Third, I’ve got an anthology coming out soon–this time as a translator! I had the honor of translating the title story “The Way Spring Arrives” by Wang Nuonuo for the upcoming anthology edited by Yu Chen and Regina Kanyu Wang. More here from Tor:

“As the home of the critically acclaimed Broken Stars and Invisible Planets, Tom Doherty Associates continues to expand its Chinese science fiction and fantasy program with this brand new collection. It will feature stories by award-winning authors Anna Wu, Xia Jia, Gu Shi, and Wang Nuonuo, among others, with a star-studded team of translators including Rebecca F. Kuang, Carmen Yiling Yan, and Gigi Chang, and many more. The collection will also feature critical essays on the art of translation, the state of science fiction and fantasy in China and the United States by Emily Xueni Jin (Yale University), Xueting Christine Ni (From Kuan Yin to Chairman Mao), and Jing Tsu (Yale University).”

that Time list…

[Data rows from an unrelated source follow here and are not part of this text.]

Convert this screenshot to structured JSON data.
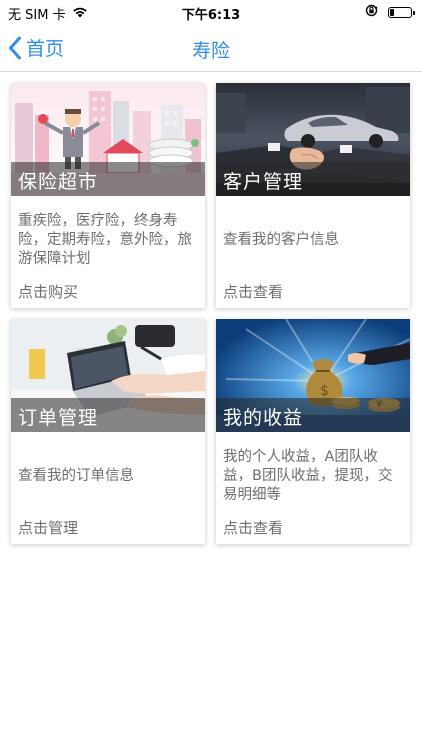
{
  "status_bar": {
    "carrier": "无 SIM 卡",
    "time": "下午6:13",
    "battery_level": 0.2
  },
  "nav": {
    "back_label": "首页",
    "title": "寿险"
  },
  "cards": [
    {
      "title": "保险超市",
      "desc": "重疾险，医疗险，终身寿险，定期寿险，意外险，旅游保障计划",
      "action": "点击购买"
    },
    {
      "title": "客户管理",
      "desc": "查看我的客户信息",
      "action": "点击查看"
    },
    {
      "title": "订单管理",
      "desc": "查看我的订单信息",
      "action": "点击管理"
    },
    {
      "title": "我的收益",
      "desc": "我的个人收益，A团队收益，B团队收益，提现，交易明细等",
      "action": "点击查看"
    }
  ],
  "colors": {
    "accent": "#2f8fe6",
    "text_secondary": "#6e6e6e"
  }
}
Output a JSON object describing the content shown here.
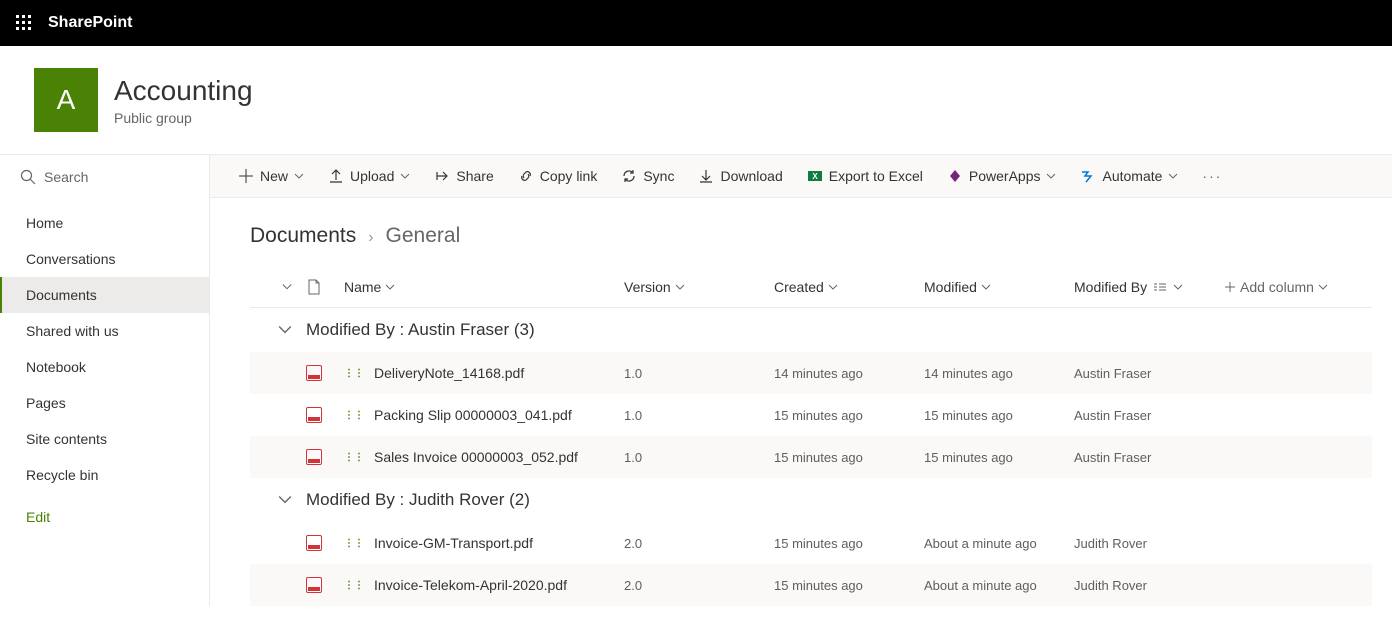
{
  "brand": "SharePoint",
  "site": {
    "logo_letter": "A",
    "title": "Accounting",
    "subtitle": "Public group"
  },
  "search": {
    "placeholder": "Search"
  },
  "nav": {
    "items": [
      {
        "label": "Home",
        "active": false
      },
      {
        "label": "Conversations",
        "active": false
      },
      {
        "label": "Documents",
        "active": true
      },
      {
        "label": "Shared with us",
        "active": false
      },
      {
        "label": "Notebook",
        "active": false
      },
      {
        "label": "Pages",
        "active": false
      },
      {
        "label": "Site contents",
        "active": false
      },
      {
        "label": "Recycle bin",
        "active": false
      }
    ],
    "edit_label": "Edit"
  },
  "toolbar": {
    "new": "New",
    "upload": "Upload",
    "share": "Share",
    "copylink": "Copy link",
    "sync": "Sync",
    "download": "Download",
    "export": "Export to Excel",
    "powerapps": "PowerApps",
    "automate": "Automate"
  },
  "breadcrumb": {
    "root": "Documents",
    "leaf": "General"
  },
  "columns": {
    "name": "Name",
    "version": "Version",
    "created": "Created",
    "modified": "Modified",
    "modified_by": "Modified By",
    "add_column": "Add column"
  },
  "groups": [
    {
      "label": "Modified By : Austin Fraser (3)",
      "rows": [
        {
          "name": "DeliveryNote_14168.pdf",
          "version": "1.0",
          "created": "14 minutes ago",
          "modified": "14 minutes ago",
          "by": "Austin Fraser"
        },
        {
          "name": "Packing Slip 00000003_041.pdf",
          "version": "1.0",
          "created": "15 minutes ago",
          "modified": "15 minutes ago",
          "by": "Austin Fraser"
        },
        {
          "name": "Sales Invoice 00000003_052.pdf",
          "version": "1.0",
          "created": "15 minutes ago",
          "modified": "15 minutes ago",
          "by": "Austin Fraser"
        }
      ]
    },
    {
      "label": "Modified By : Judith Rover (2)",
      "rows": [
        {
          "name": "Invoice-GM-Transport.pdf",
          "version": "2.0",
          "created": "15 minutes ago",
          "modified": "About a minute ago",
          "by": "Judith Rover"
        },
        {
          "name": "Invoice-Telekom-April-2020.pdf",
          "version": "2.0",
          "created": "15 minutes ago",
          "modified": "About a minute ago",
          "by": "Judith Rover"
        }
      ]
    }
  ]
}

According to Time Magazine this month, I’ve apparently written two of the 100 best fantasy novels of all time. The list had this to say about The Dragon Republic: “The story Kuang weaves around Rin and her battle-hardened comrades-in-arms in The Dragon Republic builds upon the reputation Kuang earned with her debut as one of contemporary fantasy’s most promising writers.”

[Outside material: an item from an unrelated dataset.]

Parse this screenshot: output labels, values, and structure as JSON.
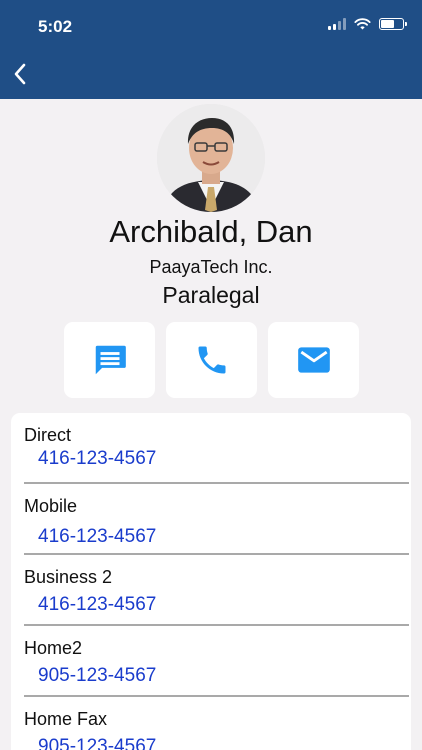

So that felt pretty good!

“Best of” lists are always kind of silly from conception, and I know there’s no objective way to determine the best 100 fantasy novels of this time, but I see this list as a badly-needed nod to not only where the genre’s been, but also the excitingly diverse directions in which it’s going. There are a lot more women, BIPOC writers, and queer writers on this list than almost any other declaration of the Anglophone fantasy canon that I’ve seen. The composition has a lot to do with that (they actually asked BIPOC writers to consult! imagine!). So that’s why this is an honor. It’s made my month, really.

LeVar Burton reads “The Nine Curves River”

LeVar Burton recently did a dramatic reading of my short story “The Nine Curves River” (written for the 2020 anthology The Book of Dragons, ed. Jonathan Strahan) , which you can listen to here. I love his narration; it’s heart-breaking. I grew up watching Reading Rainbow, so it was pretty awesome to grow up to write words that LeVar Burton read out loud!